:: What needs to be done ::
From the records below, copy the lines that include "Curtir".

=== Begin Enclosure ===

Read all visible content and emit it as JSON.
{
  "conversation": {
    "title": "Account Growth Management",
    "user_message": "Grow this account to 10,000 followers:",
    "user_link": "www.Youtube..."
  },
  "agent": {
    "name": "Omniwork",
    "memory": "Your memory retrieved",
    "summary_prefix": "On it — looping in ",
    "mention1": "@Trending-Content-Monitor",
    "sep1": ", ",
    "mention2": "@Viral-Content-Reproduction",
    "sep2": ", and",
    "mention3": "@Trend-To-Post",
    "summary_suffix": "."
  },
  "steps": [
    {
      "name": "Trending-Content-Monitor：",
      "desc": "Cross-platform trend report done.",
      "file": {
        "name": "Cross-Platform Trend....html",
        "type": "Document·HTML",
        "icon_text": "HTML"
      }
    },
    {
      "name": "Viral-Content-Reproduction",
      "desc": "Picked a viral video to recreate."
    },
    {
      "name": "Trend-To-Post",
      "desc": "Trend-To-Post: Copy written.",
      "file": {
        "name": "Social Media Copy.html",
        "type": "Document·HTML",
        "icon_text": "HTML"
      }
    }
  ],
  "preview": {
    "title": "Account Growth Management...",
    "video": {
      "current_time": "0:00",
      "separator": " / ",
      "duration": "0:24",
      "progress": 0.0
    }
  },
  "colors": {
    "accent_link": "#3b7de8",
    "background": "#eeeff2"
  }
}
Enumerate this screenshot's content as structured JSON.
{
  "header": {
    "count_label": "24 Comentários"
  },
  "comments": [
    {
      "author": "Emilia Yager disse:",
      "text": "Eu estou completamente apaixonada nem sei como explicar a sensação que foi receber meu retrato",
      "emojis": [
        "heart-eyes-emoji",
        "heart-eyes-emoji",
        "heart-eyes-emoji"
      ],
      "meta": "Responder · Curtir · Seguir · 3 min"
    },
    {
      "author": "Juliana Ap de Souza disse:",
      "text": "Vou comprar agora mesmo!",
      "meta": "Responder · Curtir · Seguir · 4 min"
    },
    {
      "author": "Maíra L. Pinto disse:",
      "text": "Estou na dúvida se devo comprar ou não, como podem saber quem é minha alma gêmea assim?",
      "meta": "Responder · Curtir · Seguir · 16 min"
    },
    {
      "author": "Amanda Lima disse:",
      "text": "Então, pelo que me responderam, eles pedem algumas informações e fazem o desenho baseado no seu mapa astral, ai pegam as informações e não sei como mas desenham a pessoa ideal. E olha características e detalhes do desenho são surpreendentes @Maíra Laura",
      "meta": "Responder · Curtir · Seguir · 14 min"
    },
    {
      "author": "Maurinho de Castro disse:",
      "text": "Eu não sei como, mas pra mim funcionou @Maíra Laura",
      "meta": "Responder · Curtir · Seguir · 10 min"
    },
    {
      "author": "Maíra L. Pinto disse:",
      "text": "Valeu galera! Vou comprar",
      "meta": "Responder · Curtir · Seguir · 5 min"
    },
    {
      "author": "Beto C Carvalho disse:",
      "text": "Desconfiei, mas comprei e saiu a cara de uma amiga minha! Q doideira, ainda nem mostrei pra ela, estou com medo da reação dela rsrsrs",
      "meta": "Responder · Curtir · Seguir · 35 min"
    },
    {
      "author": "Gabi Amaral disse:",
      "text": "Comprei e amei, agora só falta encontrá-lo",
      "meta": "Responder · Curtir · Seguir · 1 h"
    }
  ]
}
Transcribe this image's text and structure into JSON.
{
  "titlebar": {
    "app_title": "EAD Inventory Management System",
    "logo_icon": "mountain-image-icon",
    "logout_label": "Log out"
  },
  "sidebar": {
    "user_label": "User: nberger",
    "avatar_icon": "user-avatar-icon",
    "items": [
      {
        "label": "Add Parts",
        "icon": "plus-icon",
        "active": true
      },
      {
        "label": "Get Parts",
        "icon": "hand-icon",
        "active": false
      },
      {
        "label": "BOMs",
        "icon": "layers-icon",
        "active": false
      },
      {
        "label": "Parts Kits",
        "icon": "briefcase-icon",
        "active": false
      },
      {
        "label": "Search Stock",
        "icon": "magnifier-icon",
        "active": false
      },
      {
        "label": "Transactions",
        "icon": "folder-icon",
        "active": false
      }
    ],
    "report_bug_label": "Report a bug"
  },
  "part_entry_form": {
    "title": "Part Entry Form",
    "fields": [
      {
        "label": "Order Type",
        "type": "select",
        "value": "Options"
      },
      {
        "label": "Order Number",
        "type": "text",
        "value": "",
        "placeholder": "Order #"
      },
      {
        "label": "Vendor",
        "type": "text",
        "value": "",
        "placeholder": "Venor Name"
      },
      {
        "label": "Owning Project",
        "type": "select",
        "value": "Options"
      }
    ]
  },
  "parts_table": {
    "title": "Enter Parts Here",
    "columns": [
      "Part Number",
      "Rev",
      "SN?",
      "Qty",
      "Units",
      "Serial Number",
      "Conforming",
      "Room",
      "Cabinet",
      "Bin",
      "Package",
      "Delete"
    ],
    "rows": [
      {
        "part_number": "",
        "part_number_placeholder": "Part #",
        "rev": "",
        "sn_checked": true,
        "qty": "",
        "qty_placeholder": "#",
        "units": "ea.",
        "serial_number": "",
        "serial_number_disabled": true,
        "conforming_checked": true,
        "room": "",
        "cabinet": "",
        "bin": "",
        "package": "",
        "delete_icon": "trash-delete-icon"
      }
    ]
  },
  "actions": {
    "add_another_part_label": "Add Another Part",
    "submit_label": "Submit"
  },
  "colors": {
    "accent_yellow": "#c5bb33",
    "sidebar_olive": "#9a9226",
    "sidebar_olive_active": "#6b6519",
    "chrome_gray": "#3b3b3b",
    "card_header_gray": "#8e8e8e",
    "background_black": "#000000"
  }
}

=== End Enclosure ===

:: Answer space ::
      "meta": "Responder · Curtir · Seguir · 3 min"
      "meta": "Responder · Curtir · Seguir · 4 min"
      "meta": "Responder · Curtir · Seguir · 16 min"
      "meta": "Responder · Curtir · Seguir · 14 min"
      "meta": "Responder · Curtir · Seguir · 10 min"
      "meta": "Responder · Curtir · Seguir · 5 min"
      "meta": "Responder · Curtir · Seguir · 35 min"
      "meta": "Responder · Curtir · Seguir · 1 h"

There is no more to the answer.